Work item:
Write the entries out in full, matching them exactly.

Listed records:
────────────────

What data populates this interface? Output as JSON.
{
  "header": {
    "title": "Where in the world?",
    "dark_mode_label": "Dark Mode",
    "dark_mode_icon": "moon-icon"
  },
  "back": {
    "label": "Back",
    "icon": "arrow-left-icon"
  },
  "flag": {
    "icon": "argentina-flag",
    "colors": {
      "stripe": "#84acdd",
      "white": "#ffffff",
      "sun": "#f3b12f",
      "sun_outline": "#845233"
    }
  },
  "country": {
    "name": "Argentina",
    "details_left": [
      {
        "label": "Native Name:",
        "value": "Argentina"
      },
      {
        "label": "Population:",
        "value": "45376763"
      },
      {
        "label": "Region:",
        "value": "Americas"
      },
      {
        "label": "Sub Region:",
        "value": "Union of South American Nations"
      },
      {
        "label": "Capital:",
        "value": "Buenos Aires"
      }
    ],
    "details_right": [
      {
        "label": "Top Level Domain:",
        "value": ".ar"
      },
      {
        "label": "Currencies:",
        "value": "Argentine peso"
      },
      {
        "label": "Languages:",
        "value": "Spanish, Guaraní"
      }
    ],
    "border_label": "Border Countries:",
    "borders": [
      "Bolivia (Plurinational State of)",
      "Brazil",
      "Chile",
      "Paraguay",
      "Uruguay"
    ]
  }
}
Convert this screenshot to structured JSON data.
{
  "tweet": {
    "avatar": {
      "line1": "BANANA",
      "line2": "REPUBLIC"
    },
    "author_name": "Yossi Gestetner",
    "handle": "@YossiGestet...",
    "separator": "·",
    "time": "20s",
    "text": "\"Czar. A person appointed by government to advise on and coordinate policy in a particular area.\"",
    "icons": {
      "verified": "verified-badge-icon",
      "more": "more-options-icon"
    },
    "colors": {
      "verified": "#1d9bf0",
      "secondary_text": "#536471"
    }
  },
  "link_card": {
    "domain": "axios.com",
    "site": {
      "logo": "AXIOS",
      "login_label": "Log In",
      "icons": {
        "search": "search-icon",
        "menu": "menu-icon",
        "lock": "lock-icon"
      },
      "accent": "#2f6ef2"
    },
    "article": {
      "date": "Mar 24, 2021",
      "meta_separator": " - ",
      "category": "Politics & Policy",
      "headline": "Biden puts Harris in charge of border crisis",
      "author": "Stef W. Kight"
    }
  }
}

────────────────

Task response:
What data populates this interface? Output as JSON.
{
  "header": {
    "title": "Where in the world?",
    "dark_mode_label": "Dark Mode",
    "dark_mode_icon": "moon-icon"
  },
  "back": {
    "label": "Back",
    "icon": "arrow-left-icon"
  },
  "flag": {
    "icon": "argentina-flag",
    "colors": {
      "stripe": "#84acdd",
      "white": "#ffffff",
      "sun": "#f3b12f",
      "sun_outline": "#845233"
    }
  },
  "country": {
    "name": "Argentina",
    "details_left": [
      {
        "label": "Native Name:",
        "value": "Argentina"
      },
      {
        "label": "Population:",
        "value": "45376763"
      },
      {
        "label": "Region:",
        "value": "Americas"
      },
      {
        "label": "Sub Region:",
        "value": "Union of South American Nations"
      },
      {
        "label": "Capital:",
        "value": "Buenos Aires"
      }
    ],
    "details_right": [
      {
        "label": "Top Level Domain:",
        "value": ".ar"
      },
      {
        "label": "Currencies:",
        "value": "Argentine peso"
      },
      {
        "label": "Languages:",
        "value": "Spanish, Guaraní"
      }
    ],
    "border_label": "Border Countries:",
    "borders": [
      "Bolivia (Plurinational State of)",
      "Brazil",
      "Chile",
      "Paraguay",
      "Uruguay"
    ]
  }
}
Convert this screenshot to structured JSON data.
{
  "tweet": {
    "avatar": {
      "line1": "BANANA",
      "line2": "REPUBLIC"
    },
    "author_name": "Yossi Gestetner",
    "handle": "@YossiGestet...",
    "separator": "·",
    "time": "20s",
    "text": "\"Czar. A person appointed by government to advise on and coordinate policy in a particular area.\"",
    "icons": {
      "verified": "verified-badge-icon",
      "more": "more-options-icon"
    },
    "colors": {
      "verified": "#1d9bf0",
      "secondary_text": "#536471"
    }
  },
  "link_card": {
    "domain": "axios.com",
    "site": {
      "logo": "AXIOS",
      "login_label": "Log In",
      "icons": {
        "search": "search-icon",
        "menu": "menu-icon",
        "lock": "lock-icon"
      },
      "accent": "#2f6ef2"
    },
    "article": {
      "date": "Mar 24, 2021",
      "meta_separator": " - ",
      "category": "Politics & Policy",
      "headline": "Biden puts Harris in charge of border crisis",
      "author": "Stef W. Kight"
    }
  }
}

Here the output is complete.